5 tips to keep your code secure

This post was written by Sarah Conway from Snyk, our marketplace partner. Find and fix security vulnerabilities faster with the Bitbucket-Snyk integration.

As the ownership of application security shifts left into developers' hands, building security into your CI/CD pipeline is increasingly critical.  When security is automated and adopted early, you're able to sustain fast development and rapid software delivery. As you look to embed security early and throughout your CI/CD pipeline, these tips will help you improve the security of your Bitbucket deployments, with no workflow interruptions.

1. Never store credentials as code/config

Passwords in your publicly available code can easily get into the wrong hands, which is why it's best to avoid putting credentials into your repository in the first place. If some do sneak in though, fortunately there are a bunch of great tools available:

  • Git-secrets: Statically analyzes your commits via a pre-commit Git Hook to ensure you're not pushing any passwords or sensitive information into your Bitbucket repository. Commits are rejected if the tool matches any of the configured regular expression patterns that indicate that sensitive information has been stored improperly. This may slow down pushes a tiny bit, but it's well worth it. 
  • Vault helps you manage your secrets when in production.
  • Keycloak is used for identity and access management in modern applications and services.
  • Adaptavist's ScriptRunner is used as middleware for a more secure approach than injecting credentials via environment variables. This tool helps connect to credential and authentication management systems like Vault and Keycloak.
  • GitRob or truffleHog can be used to regularly audit your repos with scans of your codebase to search for sensitive information that might have snuck in via pattern matching.

2. Remove sensitive data from your files and Bitbucket history

It's best to avoid putting sensitive data in your Bitbucket repository so others aren't able to see it. But if this does happen, you need to do a number of things to recover. First, invalidate the tokens and passwords that were exposed. Once a secret is public on the internet, you should assume it's in the hands of attackers and react accordingly.

Next, remove the sensitive data from your repository, but don't forget that Bitbucket keeps a full history of all your commits. This includes changelogs that list your sensitive information. So it's important you clear your Bitbucket history after you remove sensitive data from a repo. For more info, see purging files from your repository's history. Note, while this is a GitHub link, it's good generic advice for all Git repositories, so you can use these tips in Bitbucket too. 

3. Tightly control access

We often focus on complex attack vectors, but fail miserably against some of the simplest ones when securing our applications. For instance, it only takes one developer to leave their password on a sticky note, hanging off their monitor for an attacker to gain access. It's important to ensure our basic settings and practices are adhered to, both on the Bitbucket platform as well as in general. Mandate the following basic practices for your contributors:
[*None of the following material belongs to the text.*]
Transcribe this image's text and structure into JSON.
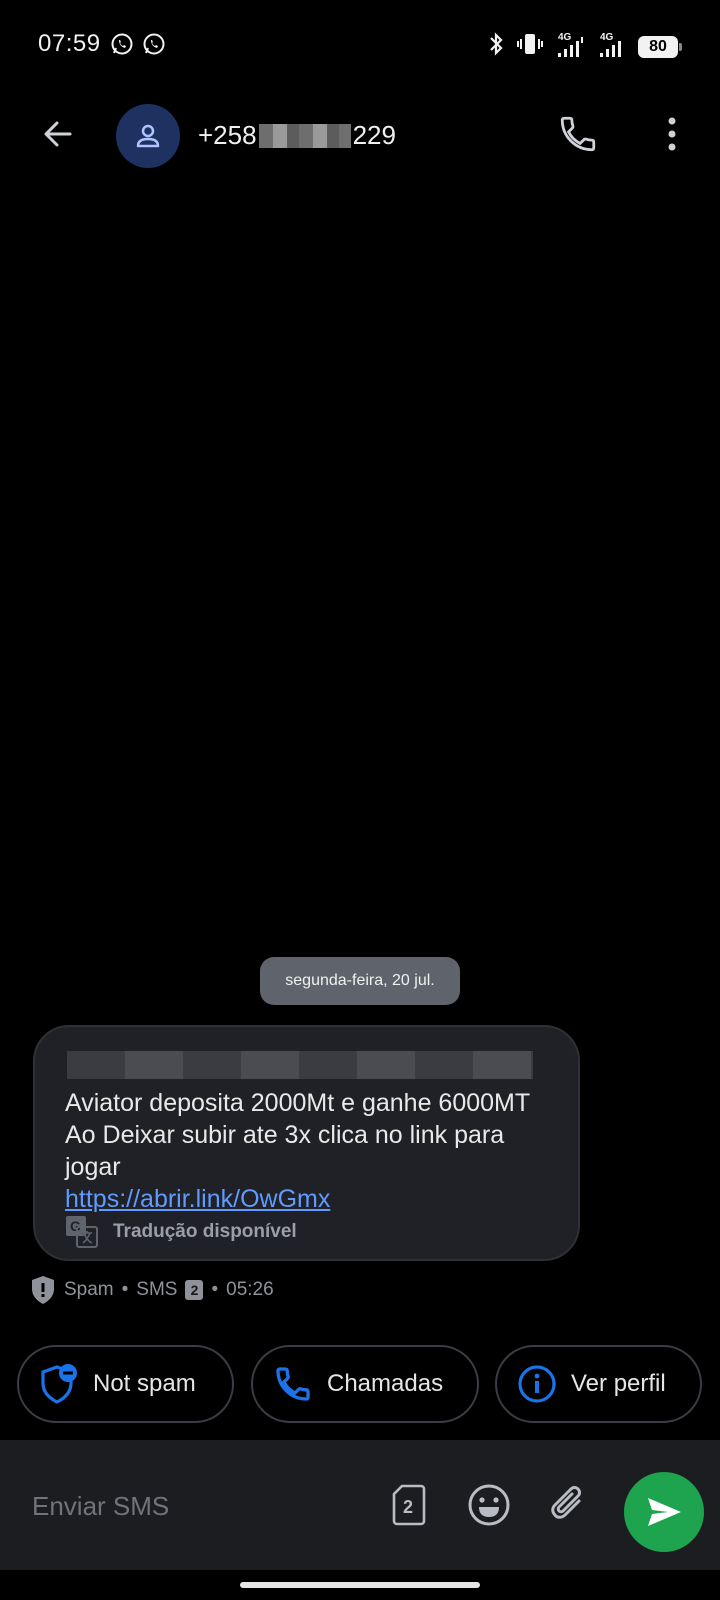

  1. Require 2-factor-authentication on every contributor's Bitbucket account.
  2. Never let Bitbucket users share accounts/passwords.
  3. Any laptops/devices with access to your source code must be properly secured.
  4. Repository administrators should manage team access to data. Only give contributors access to the data they need to do their work.
  5. Bitbucket accounts may be personal accounts, and do not naturally disappear when users leave the company. Make sure you diligently revoke access from Bitbucket users who are no longer working with you.
  6. Use Bitbucket's Branch Permissions model to control who can push commits to which branches.

4. Add a SECURITY.md file

It's natural for most project owners and maintainers to add a README.md for their repository. Likewise, you should include a SECURITY.md file that highlights security related information for your project. This file should include the following: 

  • Disclosure policy:  a process for users to report security issues, e.g. who to contact, where to open a ticket, what info to include in the ticket, etc.
  • Security update policy: Explain how you will share details of new vulnerabilities, such as the severity and the risk. This is important for those using your project to run critical applications.
  • Security configurations: Provide your project users with suggested settings that should be used with your code, e.g. https, adding an authorization layer, resetting default passwords. 

5. Quickly find vulnerabilities within your Bitbucket workflow 

Snyk provides a Bitbucket integration that runs a scan against all opened pull requests to ensure they aren't introducing new open source vulnerabilities. 

If a new vulnerability is found, Snyk alerts you about the newly found vulnerability and opens a fix pull request, including suggested upgrades or Snyk patches to fix the vulnerability.

In Bitbucket's pull request interface, changes are scanned and results are shown as detailed in-line annotations next to the changes that introduce new issues.  These annotations make it easier to understand the results of Snyk's scan and support informed decisions, as shown below.

Start securing your code

Snyk provides native testing and fixing of open source dependencies that developers can use to automate their workflow through Bitbucket Pipelines. Learn more about the Snyk-Bitbucket integration and sign up for a free starter Snyk plan.